How much you get: Probably not enough. About 75 percent of American women don’t meet their daily requirement. According to the U.S. Department of Agriculture, the average woman age 20 or over consumes 858 milligrams a day.
The best places to find it: Dairy products. A cup of nonfat milk has 302 milligrams, and a cup of low-fat yogurt has 245 to 415. If you don’t consume much dairy, other foods can help. Three ounces of canned sardines (with bones) in oil packs 324 milligrams, a cup of cooked kale has 94 milligrams, and a cup of raw broccoli has 42 milligrams. Practically speaking, if you have a cup of nonfat milk over cereal at breakfast, a cup of low-fat yogurt as a snack, a spinach salad for lunch, a cup of cooked broccoli with dinner, and half a cup of low-fat ice cream for dessert, you meet your daily requirement.
Other less expected sources: You can also fill up on fortified breakfast cereals, fortified juices, and many soy products, including tofu. If you swap your regular six-ounce glass of orange juice for one with added calcium, say, you’ll get at least 200 milligrams in a few gulps. Another option: Add nonfat powdered milk to smoothies, soups, casseroles, and puddings. A third of a cup can give you more than 30 percent of what you need each day.
What helps your body absorb it: Vitamin D. The easiest way to get your recommended daily allowance of 400 international units (I.U.) is to spend 10 to 15 minutes outdoors two to three times a week (your body produces vitamin D when exposed to sunlight). Or take a 400 I.U. supplement each day.
What causes your body to lose it: Sodium, by way of salt intake, is the biggest dietary offender, says Connie Weaver, Ph.D., a professor of foods and nutrition at Purdue University, in West Lafayette, Indiana. As it passes through your body, sodium takes calcium out with it. Also, some foods, like sweet potatoes and beans, contain acids that adversely affect how well the body absorbs the calcium in those foods. Calcium itself inhibits the body’s absorption of iron, so avoid consuming calcium- and iron-rich foods in the same meal.
How to tell if you’re getting enough: There are no early signs that you’re calcium deficient (those white spots on nails aren’t related). And when late signs, such as fractures, show up, you’ve already lost significant bone mass. The best way to know if you’re consuming enough is to track your diet for a few days. And if you have a family history of osteoporosis, ask your doctor about a bone-density scan, which can indicate the beginnings of bone loss.
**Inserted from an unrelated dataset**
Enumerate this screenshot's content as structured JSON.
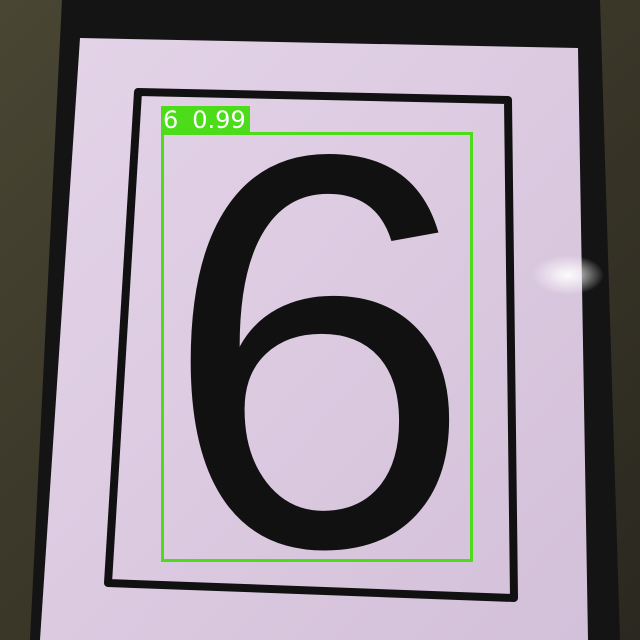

When to take a supplement: If you know you’re lacking or if you’re on a low-calorie diet, consider supplements. They usually contain calcium citrate or calcium carbonate. Both are used equally well by the body, but calcium carbonate is best absorbed when taken with a meal; calcium citrate can be taken with or without food. Pills and flavored chews are as effective as food, says Weaver. Pick one with 500 milligrams of either form of calcium and at least 400 I.U. of vitamin D, and space out the doses (one in the morning, one in the afternoon). Or take two antacid tablets a day. One regular-strength Tums contains 500 milligrams of calcium carbonate at about half the cost of a supplement.